The government argues that:

  • it is not ready to be able to handle these kind of programmes because the use of the new financial instruments is risky both with regards to application and to execution. This means basically that the Hungarian financial sector is not able to do the job.
  • The reason why the country is not able to handle this is due to several modifications in the Ministry structures since 2014. The staff have not have time to start working on the new programming period, because they had to keep reporting on issues from 2007-2013.

The fact that housing associations will not be able to make their condomiums energy efficient is just one of numerous consequences of this decision. Also, rsocially disadvantaged groups who cannot afford to refurbish their homes and fight energy poverty won't be able to make use of energy investments/grants. The decision also implies that the ambitious objectives set in the Operational Programmes that we reported about in our paper will not be met.

Tamas Farkas, President of LOSZ highlighted that

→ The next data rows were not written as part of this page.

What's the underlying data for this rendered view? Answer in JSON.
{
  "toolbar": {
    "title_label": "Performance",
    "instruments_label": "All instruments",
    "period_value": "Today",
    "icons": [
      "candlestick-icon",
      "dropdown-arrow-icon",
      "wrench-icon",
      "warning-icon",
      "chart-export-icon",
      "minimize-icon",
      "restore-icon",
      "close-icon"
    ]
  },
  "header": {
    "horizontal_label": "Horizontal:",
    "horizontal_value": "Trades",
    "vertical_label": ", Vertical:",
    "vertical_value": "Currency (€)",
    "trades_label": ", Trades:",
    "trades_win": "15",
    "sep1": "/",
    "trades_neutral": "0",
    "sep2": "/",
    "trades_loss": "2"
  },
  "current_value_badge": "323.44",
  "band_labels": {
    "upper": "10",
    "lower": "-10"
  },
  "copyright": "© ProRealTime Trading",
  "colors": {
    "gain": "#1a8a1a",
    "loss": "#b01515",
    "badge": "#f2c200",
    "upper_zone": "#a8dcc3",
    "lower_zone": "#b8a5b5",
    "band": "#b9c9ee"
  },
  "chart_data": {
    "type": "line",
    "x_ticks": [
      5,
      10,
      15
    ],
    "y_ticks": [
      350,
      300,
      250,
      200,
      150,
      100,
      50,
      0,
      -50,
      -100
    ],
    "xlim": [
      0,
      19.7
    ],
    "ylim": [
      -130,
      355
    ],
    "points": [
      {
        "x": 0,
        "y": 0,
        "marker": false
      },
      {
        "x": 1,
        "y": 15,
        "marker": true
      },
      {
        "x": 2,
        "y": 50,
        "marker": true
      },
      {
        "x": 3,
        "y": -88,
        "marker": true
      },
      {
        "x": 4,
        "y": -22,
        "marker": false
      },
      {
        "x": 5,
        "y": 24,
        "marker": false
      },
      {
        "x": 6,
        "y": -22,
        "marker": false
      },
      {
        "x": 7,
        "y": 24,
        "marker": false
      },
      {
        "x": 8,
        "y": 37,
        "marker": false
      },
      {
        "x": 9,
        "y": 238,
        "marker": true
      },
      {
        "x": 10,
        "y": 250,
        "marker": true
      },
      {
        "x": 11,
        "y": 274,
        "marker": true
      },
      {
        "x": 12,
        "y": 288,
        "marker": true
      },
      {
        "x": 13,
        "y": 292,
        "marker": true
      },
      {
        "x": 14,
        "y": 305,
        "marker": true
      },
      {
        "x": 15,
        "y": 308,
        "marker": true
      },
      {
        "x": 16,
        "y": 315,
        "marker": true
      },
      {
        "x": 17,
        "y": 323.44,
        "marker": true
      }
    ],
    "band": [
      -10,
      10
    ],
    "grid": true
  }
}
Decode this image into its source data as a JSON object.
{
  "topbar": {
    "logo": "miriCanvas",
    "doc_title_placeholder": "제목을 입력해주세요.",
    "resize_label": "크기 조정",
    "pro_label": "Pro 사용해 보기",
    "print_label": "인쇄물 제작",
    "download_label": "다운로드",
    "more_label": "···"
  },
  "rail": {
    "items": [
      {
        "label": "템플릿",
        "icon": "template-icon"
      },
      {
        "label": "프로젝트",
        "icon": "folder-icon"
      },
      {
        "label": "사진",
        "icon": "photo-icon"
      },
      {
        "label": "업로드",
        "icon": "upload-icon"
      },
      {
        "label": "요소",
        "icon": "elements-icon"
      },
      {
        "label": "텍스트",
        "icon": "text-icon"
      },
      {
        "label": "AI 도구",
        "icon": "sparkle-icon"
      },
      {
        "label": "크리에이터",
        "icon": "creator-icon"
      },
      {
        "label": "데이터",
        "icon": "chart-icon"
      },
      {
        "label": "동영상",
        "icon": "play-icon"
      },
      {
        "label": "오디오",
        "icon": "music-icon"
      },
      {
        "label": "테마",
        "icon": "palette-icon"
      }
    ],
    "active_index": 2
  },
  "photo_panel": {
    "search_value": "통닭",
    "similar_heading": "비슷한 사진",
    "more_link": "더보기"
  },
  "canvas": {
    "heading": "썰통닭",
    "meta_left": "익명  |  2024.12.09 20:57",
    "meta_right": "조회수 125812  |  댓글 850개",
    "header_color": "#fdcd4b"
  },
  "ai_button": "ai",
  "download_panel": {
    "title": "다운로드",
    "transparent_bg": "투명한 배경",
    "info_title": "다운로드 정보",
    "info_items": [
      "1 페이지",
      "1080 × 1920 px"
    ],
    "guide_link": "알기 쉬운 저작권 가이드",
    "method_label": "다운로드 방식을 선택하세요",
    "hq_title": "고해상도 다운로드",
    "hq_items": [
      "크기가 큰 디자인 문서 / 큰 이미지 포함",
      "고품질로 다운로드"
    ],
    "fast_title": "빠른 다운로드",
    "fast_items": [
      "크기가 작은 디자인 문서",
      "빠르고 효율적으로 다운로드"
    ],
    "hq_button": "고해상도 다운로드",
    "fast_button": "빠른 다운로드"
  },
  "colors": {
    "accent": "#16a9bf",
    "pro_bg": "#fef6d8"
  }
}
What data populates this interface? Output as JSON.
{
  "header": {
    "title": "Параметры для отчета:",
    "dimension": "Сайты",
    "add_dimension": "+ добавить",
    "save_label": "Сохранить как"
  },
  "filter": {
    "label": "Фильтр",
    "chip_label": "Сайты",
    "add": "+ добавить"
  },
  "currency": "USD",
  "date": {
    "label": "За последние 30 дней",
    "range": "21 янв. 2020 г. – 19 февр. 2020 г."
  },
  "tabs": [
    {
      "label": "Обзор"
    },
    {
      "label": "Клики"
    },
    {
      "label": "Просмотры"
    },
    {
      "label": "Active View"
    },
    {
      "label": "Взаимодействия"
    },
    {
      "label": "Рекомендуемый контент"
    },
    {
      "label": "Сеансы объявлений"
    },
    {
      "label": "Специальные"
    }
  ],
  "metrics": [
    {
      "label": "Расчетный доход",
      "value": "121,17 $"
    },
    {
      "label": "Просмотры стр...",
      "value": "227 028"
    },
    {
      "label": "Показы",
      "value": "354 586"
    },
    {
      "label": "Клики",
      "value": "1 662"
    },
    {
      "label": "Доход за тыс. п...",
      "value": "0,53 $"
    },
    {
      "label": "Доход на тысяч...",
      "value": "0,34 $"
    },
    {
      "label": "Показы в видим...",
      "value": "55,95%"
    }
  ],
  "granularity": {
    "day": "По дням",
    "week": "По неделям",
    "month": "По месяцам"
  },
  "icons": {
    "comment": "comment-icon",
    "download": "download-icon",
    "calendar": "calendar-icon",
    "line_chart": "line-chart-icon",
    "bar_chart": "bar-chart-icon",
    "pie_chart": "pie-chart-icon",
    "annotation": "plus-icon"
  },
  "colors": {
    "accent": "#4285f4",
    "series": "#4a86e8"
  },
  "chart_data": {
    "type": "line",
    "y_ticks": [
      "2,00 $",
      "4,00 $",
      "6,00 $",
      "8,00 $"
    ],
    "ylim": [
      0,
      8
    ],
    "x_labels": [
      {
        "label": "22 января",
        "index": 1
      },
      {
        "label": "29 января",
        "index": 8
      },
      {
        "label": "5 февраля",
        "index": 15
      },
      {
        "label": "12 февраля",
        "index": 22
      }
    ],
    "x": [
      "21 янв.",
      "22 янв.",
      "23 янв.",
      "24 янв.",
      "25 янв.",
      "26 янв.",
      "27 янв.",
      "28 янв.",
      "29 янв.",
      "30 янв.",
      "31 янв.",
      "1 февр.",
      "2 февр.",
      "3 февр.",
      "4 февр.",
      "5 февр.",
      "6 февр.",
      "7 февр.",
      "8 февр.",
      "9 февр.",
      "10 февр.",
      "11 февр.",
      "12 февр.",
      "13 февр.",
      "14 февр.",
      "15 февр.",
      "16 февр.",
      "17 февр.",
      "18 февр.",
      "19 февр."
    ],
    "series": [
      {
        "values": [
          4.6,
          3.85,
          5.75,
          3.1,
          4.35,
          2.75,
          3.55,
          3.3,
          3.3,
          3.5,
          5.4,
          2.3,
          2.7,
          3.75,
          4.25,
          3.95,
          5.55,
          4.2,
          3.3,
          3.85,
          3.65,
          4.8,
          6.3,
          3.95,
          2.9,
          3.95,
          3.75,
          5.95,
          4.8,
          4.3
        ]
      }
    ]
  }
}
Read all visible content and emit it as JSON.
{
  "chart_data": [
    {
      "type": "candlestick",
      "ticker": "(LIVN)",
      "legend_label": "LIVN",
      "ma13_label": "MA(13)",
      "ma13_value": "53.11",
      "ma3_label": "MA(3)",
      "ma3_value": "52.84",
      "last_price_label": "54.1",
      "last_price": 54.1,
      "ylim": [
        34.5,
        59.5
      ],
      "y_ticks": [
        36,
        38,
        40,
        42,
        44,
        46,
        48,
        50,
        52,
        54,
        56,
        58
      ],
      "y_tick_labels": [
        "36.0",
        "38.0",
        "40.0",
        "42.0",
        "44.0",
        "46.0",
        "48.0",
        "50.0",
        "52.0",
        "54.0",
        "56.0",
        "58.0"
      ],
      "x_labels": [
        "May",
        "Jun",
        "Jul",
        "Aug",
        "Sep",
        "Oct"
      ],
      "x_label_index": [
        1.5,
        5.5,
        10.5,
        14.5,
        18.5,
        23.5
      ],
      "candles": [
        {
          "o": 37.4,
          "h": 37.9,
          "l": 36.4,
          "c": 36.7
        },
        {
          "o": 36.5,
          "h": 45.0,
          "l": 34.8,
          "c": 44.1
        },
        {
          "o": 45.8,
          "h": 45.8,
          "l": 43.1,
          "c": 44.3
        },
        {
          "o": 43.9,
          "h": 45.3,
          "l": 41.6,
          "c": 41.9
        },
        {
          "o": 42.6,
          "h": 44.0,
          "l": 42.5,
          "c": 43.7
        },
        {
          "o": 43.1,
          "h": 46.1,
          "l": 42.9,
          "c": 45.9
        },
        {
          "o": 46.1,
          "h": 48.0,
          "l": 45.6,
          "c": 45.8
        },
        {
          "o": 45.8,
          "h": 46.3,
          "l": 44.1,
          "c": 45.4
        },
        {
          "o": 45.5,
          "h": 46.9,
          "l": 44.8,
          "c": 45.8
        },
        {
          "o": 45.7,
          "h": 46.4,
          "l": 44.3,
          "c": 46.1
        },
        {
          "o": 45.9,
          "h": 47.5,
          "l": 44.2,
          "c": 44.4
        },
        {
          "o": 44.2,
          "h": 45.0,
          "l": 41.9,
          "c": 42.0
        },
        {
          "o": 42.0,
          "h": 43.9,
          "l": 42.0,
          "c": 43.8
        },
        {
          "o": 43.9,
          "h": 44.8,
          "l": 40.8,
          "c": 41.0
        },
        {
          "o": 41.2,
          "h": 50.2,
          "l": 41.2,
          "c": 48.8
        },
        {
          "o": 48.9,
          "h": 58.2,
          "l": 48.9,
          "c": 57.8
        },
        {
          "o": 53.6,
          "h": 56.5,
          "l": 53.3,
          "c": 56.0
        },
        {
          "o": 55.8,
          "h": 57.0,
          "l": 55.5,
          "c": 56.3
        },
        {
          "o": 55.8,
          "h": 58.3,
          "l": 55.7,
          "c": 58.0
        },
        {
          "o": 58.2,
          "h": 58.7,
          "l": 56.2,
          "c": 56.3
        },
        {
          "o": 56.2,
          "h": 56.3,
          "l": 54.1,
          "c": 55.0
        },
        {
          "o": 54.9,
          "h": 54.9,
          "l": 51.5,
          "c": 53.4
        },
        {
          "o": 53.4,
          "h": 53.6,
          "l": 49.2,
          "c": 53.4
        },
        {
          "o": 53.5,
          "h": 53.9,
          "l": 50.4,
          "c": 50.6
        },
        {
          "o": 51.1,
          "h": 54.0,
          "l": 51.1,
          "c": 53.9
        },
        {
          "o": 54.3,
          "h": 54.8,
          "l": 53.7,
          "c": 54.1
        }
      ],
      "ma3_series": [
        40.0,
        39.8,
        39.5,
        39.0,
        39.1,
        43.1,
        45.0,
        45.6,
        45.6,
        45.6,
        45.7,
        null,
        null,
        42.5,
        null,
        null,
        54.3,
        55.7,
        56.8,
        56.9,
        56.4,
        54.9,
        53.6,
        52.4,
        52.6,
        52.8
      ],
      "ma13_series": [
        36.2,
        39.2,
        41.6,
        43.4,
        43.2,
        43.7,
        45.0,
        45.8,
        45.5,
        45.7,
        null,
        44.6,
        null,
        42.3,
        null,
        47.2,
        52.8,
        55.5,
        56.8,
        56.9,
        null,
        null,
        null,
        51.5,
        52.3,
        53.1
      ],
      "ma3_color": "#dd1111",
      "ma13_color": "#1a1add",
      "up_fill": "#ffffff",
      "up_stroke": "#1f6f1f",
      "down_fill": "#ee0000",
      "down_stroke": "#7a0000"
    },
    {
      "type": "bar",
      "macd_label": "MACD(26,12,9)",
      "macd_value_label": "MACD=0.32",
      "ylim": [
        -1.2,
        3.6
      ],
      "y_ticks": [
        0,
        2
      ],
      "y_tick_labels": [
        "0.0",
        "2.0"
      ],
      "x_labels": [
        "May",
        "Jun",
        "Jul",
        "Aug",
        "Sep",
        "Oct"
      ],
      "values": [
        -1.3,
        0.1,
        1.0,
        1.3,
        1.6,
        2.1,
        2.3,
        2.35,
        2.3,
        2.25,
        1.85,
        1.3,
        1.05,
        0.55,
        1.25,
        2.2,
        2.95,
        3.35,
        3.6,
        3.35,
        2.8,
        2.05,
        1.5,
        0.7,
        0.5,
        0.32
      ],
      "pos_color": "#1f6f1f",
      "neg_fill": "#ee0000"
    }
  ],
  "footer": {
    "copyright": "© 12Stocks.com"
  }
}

the support schemes for housing associations stay thereby limited. The government supports the renovations only with a so called special interest subsidy credit  and different saving scheme systems, therefore housing associations are in a more challenging position than ever before.”